Wireless Security: Six TipsExperts Offer Insights on Protecting Wireless Networks, Devices
"These days, even smaller healthcare organizations are using wireless," says security specialist Kate Borten, president of The Marblehead Group. "You may feel as though your wireless network is part of your private LAN. But because these wireless signals go out over the airwaves, you really need to think of your wireless network more as if it's a public network."
As a result, it's essential that organizations take full advantage of the advanced security features, such as encryption and authentication, that come built into most newer wireless networks, Borten stresses.
Risk ManagementAnd because so many healthcare organizations are now enabling physicians to access certain clinical information via smart phones and other wireless devices, risk management strategies "must include how to manage all the risks outside of your own walls," says security expert Rebecca Herold, owner of Rebecca Herold and Associates.
To comply with both the HITECH Act and HIPAA, "you need to make sure that only those who are authorized are able to access protected health information," Herold notes. Wireless networks and devices bring along the capability of having unauthorized people access information, she says. "So making sure that those devices and networks are appropriately secured is a very important thing to do.
The two security advisers offer six tips for a wireless security strategy:
1. Wireless Policies, ProceduresHealthcare organizations need to develop policies and procedures, based on a detailed risk assessment, that address the specific risks related to wireless networks and devices, Herold stresses.
"Make sure those policies and procedures are communicated to everyone using wireless devices and networks," she says.
2. Using EncryptionApplying encryption to wireless networks as well as smart phones and all other wireless devices is an essential component of a risk management strategy, Herold and Borten stress.
"A healthcare organization has a lot of very sensitive information that travels through its wireless networks," Herold notes. "They need to make sure that if they have sensitive data flying through the air ... that the data is strongly encrypted ... so those who can see the network can't also see the data."

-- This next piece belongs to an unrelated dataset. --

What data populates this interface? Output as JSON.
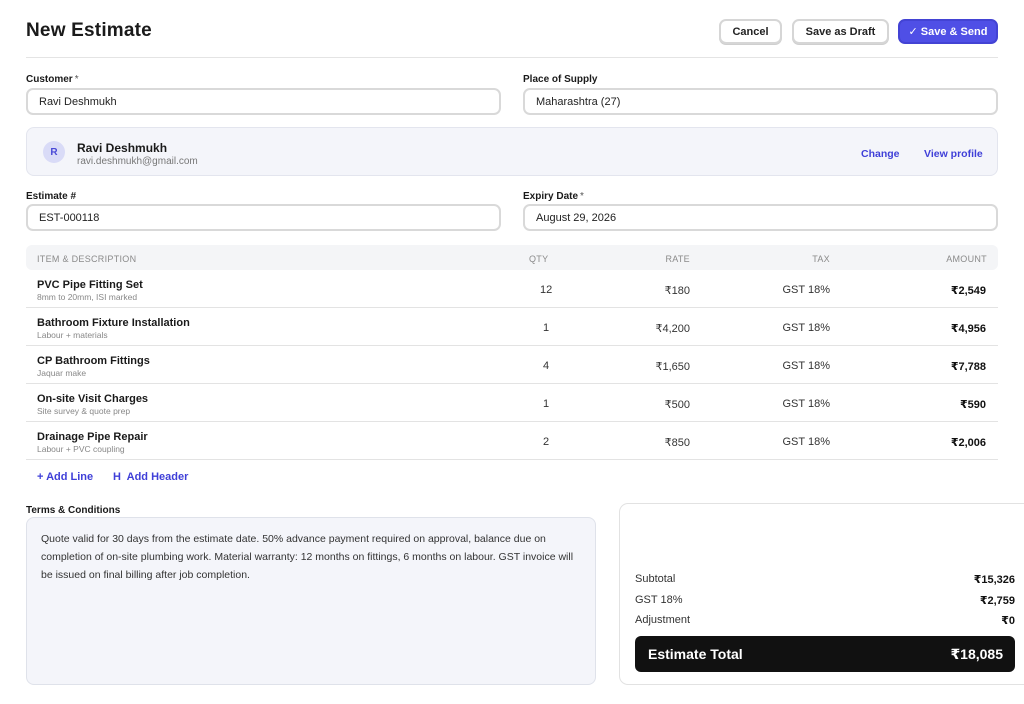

3. Standardizing Wireless DevicesBorten and Herold recommend organizations consider the feasibility of requiring physicians and others to use only certain wireless devices when remotely accessing clinical data.
"Organizations are recognizing that certain hand-held devices simply don't have the security capabilities that others do," Borten notes. As a result, some are considering requiring the use of those devices that have the best security features.

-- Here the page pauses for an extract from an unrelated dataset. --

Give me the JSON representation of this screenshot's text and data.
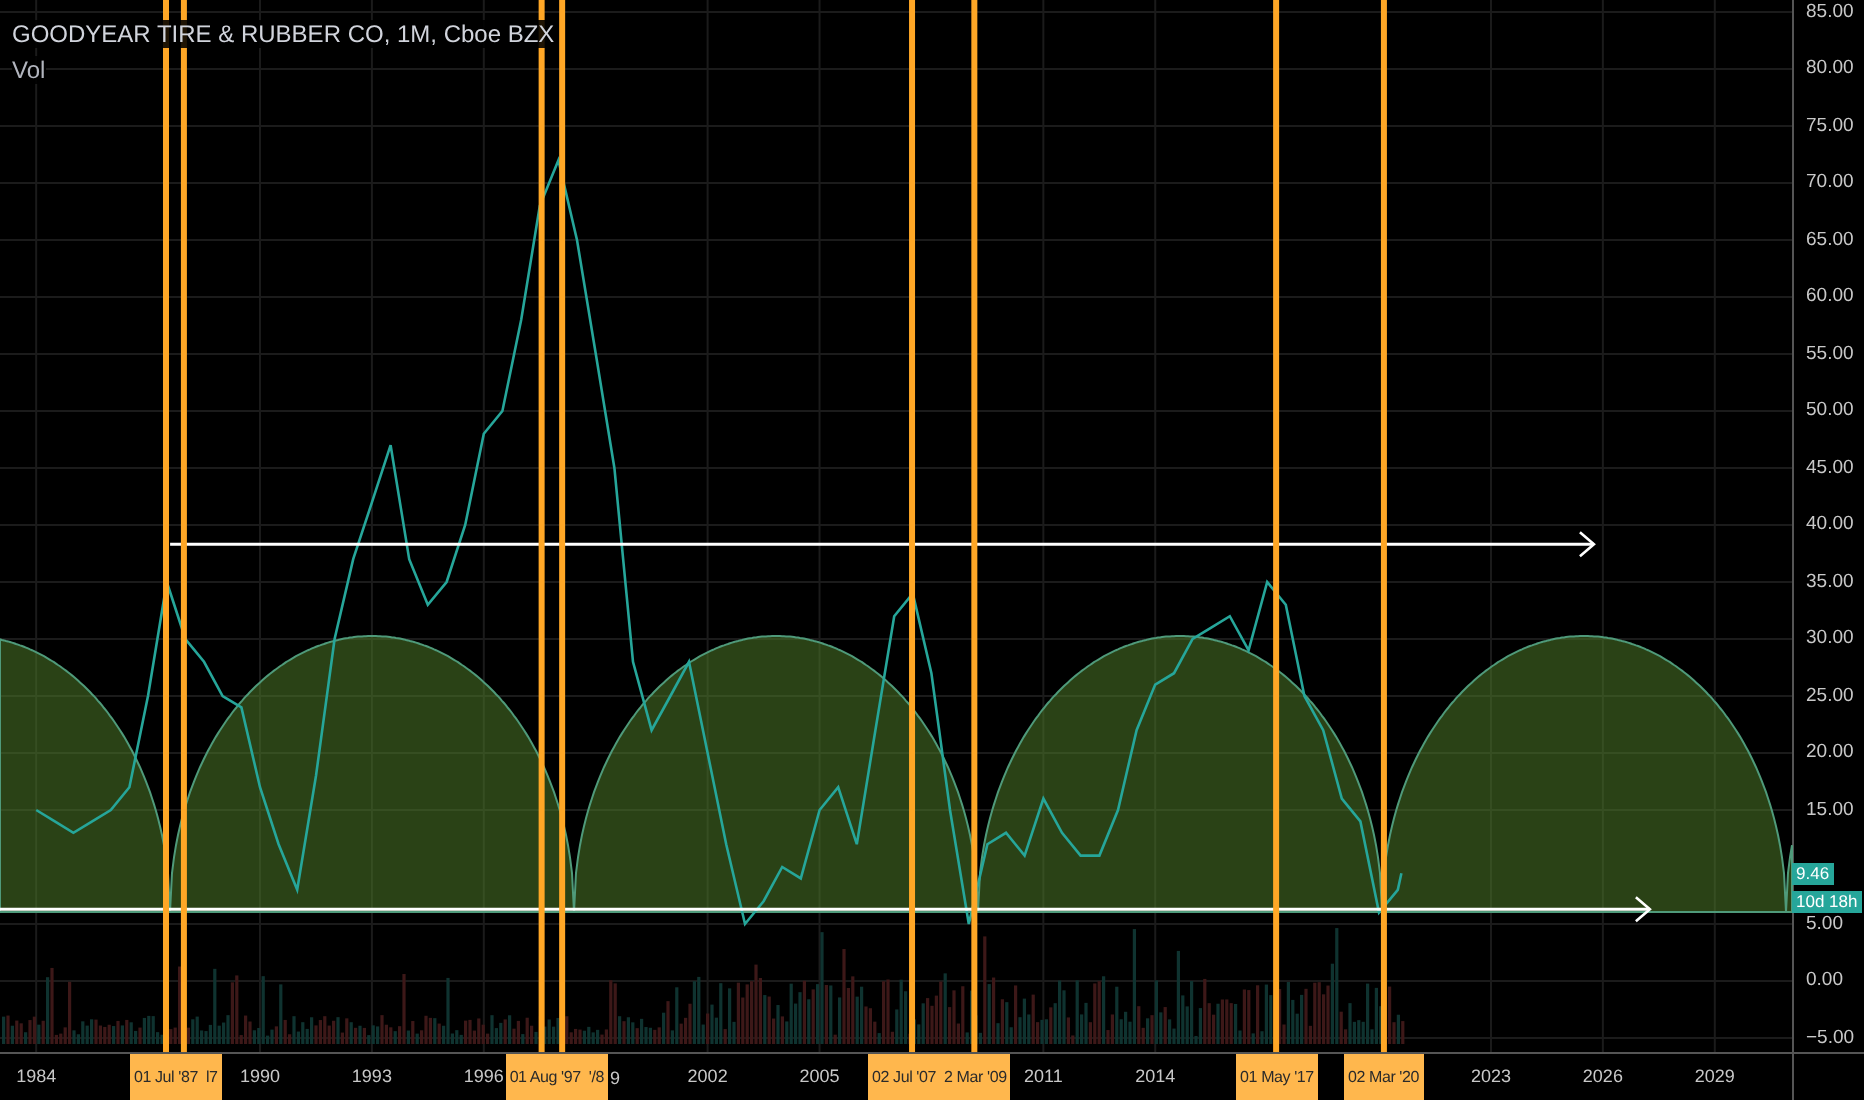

"My hope is that as time passes, any hand-held device is going to come with easy-to-use encryption and authentication capabilities," Borten says. "But I don't think we're there today."
Ideally, only those devices that the healthcare organization owns should be used by clinicians so consistent security measures can be taken, Herold says.
But if an organization cannot standardize devices in that way, they must "identify every person in the organization who is using a wireless device for any type of business activity, even if they are only using it for e-mail," she says. That way, IT staff can take steps to make sure that each device is properly secured and that users receive ongoing training on their devices' security features.
4. Wireless Networks in the HomeOrganizations must make certain that employees as well as independent contractors who access patient information from their homes using their own wireless networks take adequate security precautions, including the use of encryption and firewalls, Herold says.
For example, they should use a router with a built-in firewall "so that their neighbors or those driving by can't just jump onto the network and, as a result, potentially jump onto the organization's network as well," she notes.
5. Incident Response PlanHospitals and clinics need to be adequately prepared for handling a wireless security incident.
"Make sure that you have a documented incident response plan in place and a trained incident response team who knows how to best respond to a lost or stolen wireless device - or any other security incidents for that matter," Herold says.
The incident response team should be prepared to use remote device disabling tools to make sure any information on a smart phone is inaccessible and that the device cannot be used to access the network, she adds.